My site’s Google “PageRank” dropped in January, from a 3 to a 2, which is pretty much as low as you can go. Smaller numbers mean less “relevant”, at least as far as Google is concerned. I’d like a higher page rank but when I think about it doesn’t matter all that much to me. I’m more curious, however, to observe the impact of the ranking drop.
My site was averaging somewhere in the 350 unique visitors per day range back when my page rank was 3. Now, with a page rank of 2, that has decreased to around 150. This reflects the fact that a lower page rank means a site shows up lower in Google search results. With a page rank of 2, my site rarely shows up on the first page of results except for very specific search terms. You can imagine how this would impact a business or someone who made some appreciable portion of their living from their website.
So how do you increase your page rank? No one really knows in great detail, the Google ranking system is their “secret sauce”, and they do a lot to keep the mechanisms used unknown and unknowable. But the basic elements have remained unchanged since Google first appeared as a search engine. The more sites that link to your site, the higher your page rank. The higher the page rank of the linking sites, the higher your page rank. So if you have (for example) 100 sites linking to your page all of which have a page rank of “1”, that won’t mean as much as someone who has 100 sites which have page ranks of 10 linking to their page.

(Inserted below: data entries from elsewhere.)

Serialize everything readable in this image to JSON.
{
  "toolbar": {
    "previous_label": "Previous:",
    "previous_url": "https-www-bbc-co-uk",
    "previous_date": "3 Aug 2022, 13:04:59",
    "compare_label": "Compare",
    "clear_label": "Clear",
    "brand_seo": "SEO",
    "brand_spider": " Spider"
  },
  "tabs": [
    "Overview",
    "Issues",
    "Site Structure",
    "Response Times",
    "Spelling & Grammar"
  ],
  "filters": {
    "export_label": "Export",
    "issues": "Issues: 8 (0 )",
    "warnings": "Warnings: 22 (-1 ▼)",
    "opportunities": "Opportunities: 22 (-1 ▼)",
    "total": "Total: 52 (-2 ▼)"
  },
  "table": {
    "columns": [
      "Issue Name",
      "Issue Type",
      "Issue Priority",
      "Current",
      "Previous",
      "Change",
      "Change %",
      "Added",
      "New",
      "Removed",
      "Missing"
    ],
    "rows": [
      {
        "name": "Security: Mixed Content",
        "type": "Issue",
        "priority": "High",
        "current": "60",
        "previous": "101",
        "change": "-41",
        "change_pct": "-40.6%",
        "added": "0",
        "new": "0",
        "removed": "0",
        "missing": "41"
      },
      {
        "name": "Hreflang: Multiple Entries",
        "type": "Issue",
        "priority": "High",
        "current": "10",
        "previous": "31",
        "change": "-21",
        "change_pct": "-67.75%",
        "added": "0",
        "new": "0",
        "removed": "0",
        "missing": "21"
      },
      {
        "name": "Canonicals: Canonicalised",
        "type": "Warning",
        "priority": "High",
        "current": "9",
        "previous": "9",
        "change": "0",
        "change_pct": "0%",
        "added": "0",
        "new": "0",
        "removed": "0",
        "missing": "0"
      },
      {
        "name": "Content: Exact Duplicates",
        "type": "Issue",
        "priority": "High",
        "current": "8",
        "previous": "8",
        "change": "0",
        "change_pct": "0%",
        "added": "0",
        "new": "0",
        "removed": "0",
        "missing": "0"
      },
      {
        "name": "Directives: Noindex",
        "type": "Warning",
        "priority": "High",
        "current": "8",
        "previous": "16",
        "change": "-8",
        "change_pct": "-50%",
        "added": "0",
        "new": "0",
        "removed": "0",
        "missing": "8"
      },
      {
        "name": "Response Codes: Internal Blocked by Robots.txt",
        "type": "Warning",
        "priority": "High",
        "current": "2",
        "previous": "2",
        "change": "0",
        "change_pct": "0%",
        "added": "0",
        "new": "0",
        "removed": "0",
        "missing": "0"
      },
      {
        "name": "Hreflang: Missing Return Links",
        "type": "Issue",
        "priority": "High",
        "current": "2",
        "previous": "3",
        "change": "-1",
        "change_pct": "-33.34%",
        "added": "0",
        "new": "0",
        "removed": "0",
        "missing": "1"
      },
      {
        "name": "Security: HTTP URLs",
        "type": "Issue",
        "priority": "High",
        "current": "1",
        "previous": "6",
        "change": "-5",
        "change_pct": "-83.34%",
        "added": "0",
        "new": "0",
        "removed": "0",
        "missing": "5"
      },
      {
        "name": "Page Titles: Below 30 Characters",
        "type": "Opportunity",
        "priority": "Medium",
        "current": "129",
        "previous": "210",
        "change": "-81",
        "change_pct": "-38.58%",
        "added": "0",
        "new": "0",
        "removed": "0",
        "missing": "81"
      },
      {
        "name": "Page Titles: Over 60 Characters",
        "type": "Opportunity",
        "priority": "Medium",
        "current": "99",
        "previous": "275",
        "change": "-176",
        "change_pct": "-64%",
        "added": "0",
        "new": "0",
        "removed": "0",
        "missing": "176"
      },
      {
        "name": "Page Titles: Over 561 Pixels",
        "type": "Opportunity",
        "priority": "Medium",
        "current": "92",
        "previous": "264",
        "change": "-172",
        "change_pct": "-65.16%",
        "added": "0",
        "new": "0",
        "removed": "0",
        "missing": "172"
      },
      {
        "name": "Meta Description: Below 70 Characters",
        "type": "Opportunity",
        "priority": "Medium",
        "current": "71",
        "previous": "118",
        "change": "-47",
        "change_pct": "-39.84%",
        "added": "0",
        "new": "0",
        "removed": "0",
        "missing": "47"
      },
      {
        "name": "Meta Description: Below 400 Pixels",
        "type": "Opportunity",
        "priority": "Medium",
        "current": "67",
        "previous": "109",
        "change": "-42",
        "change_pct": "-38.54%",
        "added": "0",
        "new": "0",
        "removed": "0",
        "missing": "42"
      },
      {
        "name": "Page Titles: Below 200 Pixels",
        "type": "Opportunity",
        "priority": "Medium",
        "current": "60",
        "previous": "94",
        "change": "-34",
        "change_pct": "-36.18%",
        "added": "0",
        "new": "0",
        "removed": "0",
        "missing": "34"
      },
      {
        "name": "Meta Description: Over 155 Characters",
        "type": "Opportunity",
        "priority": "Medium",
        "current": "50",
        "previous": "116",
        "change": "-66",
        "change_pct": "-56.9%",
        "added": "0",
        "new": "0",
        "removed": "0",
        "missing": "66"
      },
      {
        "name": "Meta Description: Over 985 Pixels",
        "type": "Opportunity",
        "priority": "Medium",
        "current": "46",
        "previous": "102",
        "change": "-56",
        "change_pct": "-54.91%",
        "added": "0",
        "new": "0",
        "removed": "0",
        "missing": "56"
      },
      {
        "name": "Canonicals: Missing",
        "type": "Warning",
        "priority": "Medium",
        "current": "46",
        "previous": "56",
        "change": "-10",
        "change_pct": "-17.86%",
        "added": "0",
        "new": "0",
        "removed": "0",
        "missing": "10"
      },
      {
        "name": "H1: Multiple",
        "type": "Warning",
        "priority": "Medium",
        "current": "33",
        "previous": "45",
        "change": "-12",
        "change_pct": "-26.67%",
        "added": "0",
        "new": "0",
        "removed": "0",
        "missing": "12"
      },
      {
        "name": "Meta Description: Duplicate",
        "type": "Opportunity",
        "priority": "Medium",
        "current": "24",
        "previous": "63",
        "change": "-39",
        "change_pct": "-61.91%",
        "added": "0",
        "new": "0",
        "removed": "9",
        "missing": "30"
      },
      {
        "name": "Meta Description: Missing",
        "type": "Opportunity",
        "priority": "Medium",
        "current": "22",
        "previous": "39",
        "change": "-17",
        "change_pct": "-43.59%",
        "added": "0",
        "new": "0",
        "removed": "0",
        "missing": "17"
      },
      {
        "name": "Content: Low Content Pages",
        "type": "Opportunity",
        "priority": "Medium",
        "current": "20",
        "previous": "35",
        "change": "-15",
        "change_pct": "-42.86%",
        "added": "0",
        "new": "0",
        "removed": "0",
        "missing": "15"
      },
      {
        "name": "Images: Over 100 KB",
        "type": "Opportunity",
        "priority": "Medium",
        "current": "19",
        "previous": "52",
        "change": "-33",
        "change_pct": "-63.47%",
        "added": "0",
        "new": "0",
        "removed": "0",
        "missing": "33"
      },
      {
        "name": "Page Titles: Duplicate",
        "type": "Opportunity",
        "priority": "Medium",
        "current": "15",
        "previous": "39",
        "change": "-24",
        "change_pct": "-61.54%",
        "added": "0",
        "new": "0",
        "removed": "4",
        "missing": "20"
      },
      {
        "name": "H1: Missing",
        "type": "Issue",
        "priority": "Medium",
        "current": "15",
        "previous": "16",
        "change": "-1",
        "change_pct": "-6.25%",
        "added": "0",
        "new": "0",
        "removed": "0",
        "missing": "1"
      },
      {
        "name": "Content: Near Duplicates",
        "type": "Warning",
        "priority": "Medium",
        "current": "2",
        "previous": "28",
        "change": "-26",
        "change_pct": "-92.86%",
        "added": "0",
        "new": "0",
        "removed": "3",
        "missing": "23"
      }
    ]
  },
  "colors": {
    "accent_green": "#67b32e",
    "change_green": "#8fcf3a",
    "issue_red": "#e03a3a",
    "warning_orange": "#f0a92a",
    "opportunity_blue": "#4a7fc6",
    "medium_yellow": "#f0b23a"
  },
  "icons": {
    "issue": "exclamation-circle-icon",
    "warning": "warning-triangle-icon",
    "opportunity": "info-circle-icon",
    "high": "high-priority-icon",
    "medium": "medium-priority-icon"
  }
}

Apparently Google re-calculates page rank “rarely”: something on the order of once every 90 days for sites like mine; so once you get a ranking, it sticks with you for a while.
I suspect several things have contributed to the decline in my site’s ranking. First, several of the links to my site that formerly contributed to a higher ranking have “aged” out of relevance. Secondly, I believe my site has several design elements that Google considers “negatives”. Duplicate content, for one thing- If you look at the main (Home) index page of my site, you see all the entries I post. If you click on one of the sub categories, you see a subset of the posts from the main page, but with relevance to the category you selected. From the Google analysis perspective, this “categorized” content is a duplicate. If you click on the Archive link, you see the same content yet again, this time in a slightly different format: more duplicates! Google doesn’t like these features, and thinks I’m trying to “pad” my ranking with duplicate links, so it drops my rating as punishment. However, I have these features as a convenience for the people who visit my site. I’m more concerned about making it easy to find the relevant content on my site, and if making my content more convenient to navigate drives down my Google page ranking, so be it. I’ve installed some WordPress plugins recently that are supposed to tell Google to ignore the duplicates, but I have my doubts about the effectiveness of this approach.
I find the whole Google search/page ranking system to be rather flawed in any case. It is probably the best/least arbitrary system one could come up with that doesn’t involve massive human intervention, and I laud Google for that. But with their stupendous brain trust you’d think they could come up with a system that wasn’t so easily gamed. If I was really a scuzzball, I could establish a whole circle of cross-referencing link farms and drive up page ranks across all of them to profitable levels- all without actually creating any content at all. There are dozens of sites that used to link to my site that I’ve “cut off” because they were these kinds of farms: nothing more than a collection of scripts scraping content from real blogs and cross-linking the hell out of it. I moderate all comments posted to my site and immediately delete any blatant link farming attempts. As a user of Google, I often find 50% or more of the results for a given query lead to these kinds of bogus link farms right on the first page of results- that suggests to me that they are much more highly ranked than they should be.
If you’ve found my site by accident or as a result of going through several other pages of results first, I thank you for your patience. What I write here may not be particularly valuable, and it doesn’t aim to answer all of your questions in a structured way, but it is truly my thoughts and words. No scripts were abused in the generation of this post, and Google be damned 😉